(Data about app and page elements)
##########
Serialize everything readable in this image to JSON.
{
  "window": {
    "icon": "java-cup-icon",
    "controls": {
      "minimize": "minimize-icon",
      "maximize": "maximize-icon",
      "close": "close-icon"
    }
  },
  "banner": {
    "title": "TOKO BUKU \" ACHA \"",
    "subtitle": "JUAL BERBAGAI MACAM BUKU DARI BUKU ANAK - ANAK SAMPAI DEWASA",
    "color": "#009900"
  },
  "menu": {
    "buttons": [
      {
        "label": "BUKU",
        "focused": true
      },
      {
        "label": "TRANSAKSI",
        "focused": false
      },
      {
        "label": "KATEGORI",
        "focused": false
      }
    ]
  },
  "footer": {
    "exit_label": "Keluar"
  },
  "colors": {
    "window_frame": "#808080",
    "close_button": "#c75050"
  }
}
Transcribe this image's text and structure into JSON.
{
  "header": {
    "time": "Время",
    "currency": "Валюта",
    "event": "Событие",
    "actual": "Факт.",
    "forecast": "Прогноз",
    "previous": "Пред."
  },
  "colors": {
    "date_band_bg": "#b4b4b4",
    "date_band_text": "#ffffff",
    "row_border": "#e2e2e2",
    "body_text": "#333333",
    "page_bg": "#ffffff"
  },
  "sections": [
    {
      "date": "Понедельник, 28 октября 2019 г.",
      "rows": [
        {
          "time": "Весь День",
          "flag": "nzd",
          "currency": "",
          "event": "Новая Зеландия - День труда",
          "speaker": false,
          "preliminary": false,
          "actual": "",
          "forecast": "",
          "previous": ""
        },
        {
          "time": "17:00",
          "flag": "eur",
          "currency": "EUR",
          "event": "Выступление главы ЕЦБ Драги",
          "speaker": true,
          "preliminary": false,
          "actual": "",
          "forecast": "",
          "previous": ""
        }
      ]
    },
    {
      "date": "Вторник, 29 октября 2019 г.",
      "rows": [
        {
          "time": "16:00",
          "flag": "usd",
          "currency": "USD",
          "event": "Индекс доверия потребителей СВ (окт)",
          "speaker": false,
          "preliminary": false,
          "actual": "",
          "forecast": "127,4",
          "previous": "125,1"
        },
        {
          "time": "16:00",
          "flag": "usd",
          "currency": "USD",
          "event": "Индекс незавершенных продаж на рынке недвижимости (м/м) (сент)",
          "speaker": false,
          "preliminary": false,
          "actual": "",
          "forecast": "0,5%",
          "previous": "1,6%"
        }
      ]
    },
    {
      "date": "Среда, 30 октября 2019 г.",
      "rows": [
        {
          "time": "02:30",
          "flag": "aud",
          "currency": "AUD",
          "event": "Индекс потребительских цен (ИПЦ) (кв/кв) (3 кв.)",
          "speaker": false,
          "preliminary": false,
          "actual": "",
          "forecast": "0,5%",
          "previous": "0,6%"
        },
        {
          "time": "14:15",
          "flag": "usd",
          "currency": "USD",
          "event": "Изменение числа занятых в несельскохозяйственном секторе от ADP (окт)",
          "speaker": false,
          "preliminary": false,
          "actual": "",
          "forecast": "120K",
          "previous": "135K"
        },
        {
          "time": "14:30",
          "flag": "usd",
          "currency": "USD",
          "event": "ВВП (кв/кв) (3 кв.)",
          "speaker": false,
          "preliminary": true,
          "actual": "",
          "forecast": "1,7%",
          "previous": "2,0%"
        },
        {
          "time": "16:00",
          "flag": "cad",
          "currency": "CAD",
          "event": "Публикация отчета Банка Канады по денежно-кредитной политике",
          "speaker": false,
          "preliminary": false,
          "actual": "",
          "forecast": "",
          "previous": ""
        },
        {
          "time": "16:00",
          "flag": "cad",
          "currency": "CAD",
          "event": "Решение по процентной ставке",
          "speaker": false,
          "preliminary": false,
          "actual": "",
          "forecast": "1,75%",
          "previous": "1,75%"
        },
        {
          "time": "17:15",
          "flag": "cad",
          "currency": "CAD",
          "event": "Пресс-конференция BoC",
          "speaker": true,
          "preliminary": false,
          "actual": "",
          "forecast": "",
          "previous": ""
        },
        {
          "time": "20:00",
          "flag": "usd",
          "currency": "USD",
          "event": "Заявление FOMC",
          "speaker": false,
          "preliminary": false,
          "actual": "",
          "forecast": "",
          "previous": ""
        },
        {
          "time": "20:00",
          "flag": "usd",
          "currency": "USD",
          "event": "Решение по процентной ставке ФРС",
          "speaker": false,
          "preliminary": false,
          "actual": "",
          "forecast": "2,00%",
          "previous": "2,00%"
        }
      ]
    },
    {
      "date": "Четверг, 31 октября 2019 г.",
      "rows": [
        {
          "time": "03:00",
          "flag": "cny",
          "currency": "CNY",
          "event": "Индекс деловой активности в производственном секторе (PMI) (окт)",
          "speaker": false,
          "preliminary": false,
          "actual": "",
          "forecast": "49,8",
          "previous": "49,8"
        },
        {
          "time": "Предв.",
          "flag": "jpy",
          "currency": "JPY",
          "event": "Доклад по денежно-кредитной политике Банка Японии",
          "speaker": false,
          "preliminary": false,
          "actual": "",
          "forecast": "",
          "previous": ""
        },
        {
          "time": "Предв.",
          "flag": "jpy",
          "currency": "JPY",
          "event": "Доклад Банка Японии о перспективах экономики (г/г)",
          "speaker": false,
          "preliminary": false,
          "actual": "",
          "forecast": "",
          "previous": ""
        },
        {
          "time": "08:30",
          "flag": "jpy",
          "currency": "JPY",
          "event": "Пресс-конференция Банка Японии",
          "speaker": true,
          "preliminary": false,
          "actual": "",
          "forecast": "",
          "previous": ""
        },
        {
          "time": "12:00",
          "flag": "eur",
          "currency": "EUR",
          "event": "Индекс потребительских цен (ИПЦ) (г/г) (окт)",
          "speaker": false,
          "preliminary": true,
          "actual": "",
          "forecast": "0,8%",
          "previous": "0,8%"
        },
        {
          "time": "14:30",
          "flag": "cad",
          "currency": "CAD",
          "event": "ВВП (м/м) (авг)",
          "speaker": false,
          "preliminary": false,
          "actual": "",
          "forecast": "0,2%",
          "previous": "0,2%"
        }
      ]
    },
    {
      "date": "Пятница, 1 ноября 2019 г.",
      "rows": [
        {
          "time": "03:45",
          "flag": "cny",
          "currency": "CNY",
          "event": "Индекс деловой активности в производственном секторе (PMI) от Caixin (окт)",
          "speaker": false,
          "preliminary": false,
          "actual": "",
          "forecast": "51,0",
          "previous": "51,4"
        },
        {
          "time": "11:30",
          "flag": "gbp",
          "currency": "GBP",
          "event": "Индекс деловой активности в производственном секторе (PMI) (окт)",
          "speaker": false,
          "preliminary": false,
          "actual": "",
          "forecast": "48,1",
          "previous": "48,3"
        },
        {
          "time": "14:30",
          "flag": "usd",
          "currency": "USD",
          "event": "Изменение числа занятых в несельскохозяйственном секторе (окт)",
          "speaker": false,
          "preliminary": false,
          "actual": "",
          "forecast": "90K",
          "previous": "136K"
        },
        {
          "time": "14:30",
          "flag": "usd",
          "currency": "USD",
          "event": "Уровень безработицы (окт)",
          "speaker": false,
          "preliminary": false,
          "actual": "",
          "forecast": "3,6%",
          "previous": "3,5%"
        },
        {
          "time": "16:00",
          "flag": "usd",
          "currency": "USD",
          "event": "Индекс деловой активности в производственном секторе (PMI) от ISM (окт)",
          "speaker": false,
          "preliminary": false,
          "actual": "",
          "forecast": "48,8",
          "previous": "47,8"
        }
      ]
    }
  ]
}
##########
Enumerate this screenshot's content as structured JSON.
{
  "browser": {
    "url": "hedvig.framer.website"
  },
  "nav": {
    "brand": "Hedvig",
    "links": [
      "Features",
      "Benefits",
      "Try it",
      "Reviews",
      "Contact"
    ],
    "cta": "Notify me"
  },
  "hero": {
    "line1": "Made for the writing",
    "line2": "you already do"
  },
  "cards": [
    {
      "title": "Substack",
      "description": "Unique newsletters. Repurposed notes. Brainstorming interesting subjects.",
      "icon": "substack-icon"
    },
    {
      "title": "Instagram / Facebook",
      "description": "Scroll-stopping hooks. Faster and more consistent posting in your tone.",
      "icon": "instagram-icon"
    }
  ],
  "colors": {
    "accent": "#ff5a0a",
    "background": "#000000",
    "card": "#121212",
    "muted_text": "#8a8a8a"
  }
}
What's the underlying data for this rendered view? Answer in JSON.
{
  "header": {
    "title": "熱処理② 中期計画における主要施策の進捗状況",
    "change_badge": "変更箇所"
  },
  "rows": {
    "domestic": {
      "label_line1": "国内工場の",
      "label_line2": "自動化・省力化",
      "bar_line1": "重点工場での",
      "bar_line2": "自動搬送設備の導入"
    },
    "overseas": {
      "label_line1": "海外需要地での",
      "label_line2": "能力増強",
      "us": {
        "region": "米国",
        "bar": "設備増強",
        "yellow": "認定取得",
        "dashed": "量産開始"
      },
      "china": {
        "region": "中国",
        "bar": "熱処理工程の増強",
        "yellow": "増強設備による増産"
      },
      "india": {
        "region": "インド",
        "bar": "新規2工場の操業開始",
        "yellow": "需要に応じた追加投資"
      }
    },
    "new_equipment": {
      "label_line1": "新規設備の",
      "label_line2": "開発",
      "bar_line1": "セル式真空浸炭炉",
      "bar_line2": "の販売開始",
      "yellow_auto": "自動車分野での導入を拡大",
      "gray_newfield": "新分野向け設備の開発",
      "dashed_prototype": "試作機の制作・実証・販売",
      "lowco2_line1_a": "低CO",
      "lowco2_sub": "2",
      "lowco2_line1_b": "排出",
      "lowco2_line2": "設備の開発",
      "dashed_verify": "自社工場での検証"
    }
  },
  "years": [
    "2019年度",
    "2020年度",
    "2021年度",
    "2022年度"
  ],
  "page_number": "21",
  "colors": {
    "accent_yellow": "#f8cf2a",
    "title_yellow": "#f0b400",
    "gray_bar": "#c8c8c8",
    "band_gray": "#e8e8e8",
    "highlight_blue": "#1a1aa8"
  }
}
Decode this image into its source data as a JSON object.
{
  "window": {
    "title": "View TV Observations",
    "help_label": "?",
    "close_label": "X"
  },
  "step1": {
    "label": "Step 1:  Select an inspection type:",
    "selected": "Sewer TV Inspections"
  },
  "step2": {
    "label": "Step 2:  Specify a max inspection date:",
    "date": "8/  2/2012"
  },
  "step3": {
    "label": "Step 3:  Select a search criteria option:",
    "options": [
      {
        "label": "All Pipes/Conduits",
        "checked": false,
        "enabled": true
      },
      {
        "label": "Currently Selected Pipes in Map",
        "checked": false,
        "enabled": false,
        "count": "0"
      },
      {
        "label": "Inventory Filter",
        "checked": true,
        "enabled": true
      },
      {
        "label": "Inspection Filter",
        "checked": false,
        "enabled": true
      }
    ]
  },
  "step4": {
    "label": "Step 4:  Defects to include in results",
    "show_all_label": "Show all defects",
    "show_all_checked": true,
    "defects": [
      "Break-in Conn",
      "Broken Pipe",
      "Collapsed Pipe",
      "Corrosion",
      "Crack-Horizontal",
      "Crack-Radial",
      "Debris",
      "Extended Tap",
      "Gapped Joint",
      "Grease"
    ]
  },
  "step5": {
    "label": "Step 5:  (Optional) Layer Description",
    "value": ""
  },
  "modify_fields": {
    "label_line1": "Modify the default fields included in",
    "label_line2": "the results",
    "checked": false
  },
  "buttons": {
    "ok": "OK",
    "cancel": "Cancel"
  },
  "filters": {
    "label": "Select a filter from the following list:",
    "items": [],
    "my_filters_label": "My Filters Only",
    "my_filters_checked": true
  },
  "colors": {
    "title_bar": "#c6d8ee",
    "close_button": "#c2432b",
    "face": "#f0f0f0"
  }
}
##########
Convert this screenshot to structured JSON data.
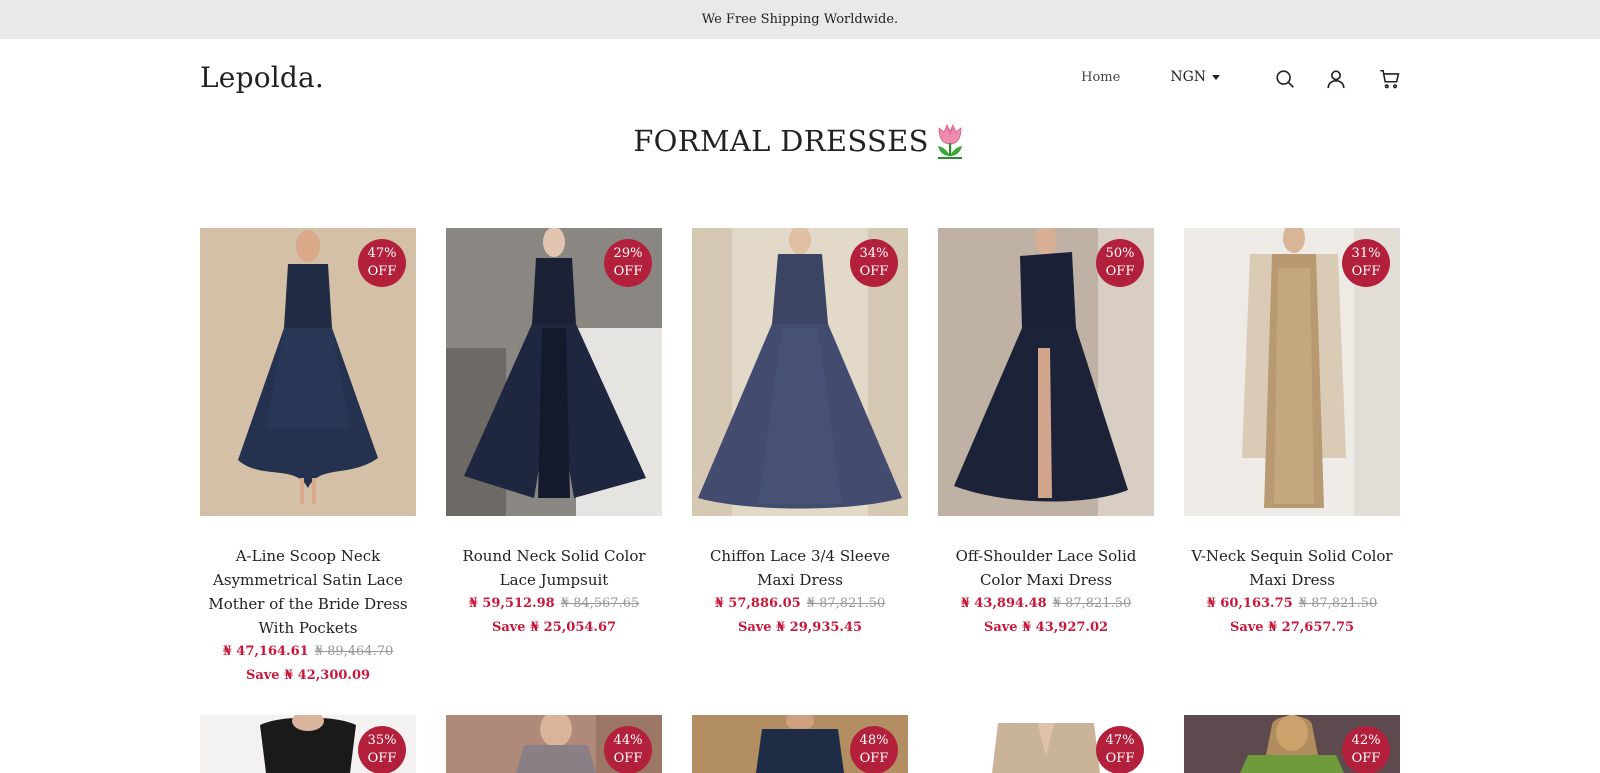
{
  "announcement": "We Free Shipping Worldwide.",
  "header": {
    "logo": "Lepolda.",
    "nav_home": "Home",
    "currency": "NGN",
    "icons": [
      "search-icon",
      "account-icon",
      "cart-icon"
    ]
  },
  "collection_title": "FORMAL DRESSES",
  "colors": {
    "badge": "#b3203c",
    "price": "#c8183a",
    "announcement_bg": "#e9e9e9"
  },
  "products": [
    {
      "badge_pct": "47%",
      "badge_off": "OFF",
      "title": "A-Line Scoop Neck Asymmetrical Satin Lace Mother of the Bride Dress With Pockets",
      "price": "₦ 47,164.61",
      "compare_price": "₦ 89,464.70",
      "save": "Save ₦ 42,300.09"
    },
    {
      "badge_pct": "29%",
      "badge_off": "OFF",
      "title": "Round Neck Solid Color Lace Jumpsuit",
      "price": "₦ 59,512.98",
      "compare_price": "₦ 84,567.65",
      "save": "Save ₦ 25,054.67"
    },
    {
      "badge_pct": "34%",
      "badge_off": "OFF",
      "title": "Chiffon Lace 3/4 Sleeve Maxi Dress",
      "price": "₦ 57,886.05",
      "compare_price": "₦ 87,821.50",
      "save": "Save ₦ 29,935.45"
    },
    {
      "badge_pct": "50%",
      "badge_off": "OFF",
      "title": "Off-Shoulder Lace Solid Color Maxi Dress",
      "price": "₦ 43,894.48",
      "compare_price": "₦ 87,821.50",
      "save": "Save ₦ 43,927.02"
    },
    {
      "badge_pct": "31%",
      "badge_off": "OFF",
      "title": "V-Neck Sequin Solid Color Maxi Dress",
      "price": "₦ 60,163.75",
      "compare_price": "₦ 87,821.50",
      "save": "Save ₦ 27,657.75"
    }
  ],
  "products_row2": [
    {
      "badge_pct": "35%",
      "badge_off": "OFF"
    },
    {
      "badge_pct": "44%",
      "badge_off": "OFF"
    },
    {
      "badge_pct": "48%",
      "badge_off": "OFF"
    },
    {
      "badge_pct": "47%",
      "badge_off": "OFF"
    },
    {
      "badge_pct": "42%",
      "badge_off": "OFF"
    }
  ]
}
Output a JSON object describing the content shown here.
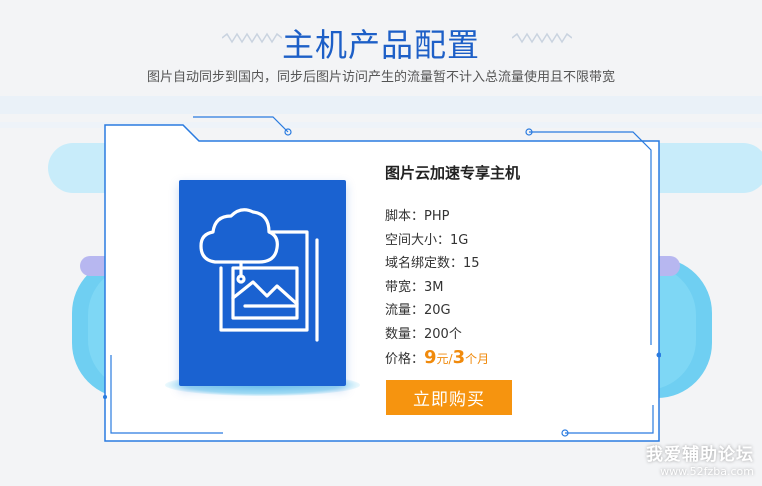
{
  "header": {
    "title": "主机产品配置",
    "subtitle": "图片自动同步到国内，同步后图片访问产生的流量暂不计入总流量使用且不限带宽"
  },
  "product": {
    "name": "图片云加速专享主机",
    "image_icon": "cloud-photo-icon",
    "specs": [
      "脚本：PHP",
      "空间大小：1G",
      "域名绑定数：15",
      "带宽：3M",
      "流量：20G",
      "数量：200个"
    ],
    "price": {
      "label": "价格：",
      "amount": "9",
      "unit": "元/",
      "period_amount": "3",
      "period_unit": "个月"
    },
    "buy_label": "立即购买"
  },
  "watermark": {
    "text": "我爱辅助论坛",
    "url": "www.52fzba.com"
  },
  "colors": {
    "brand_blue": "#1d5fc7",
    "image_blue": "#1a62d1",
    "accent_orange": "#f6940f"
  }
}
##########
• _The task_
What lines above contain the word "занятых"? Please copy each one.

• _Result of the exercise_
          "event": "Изменение числа занятых в несельскохозяйственном секторе от ADP (окт)",
          "event": "Изменение числа занятых в несельскохозяйственном секторе (окт)",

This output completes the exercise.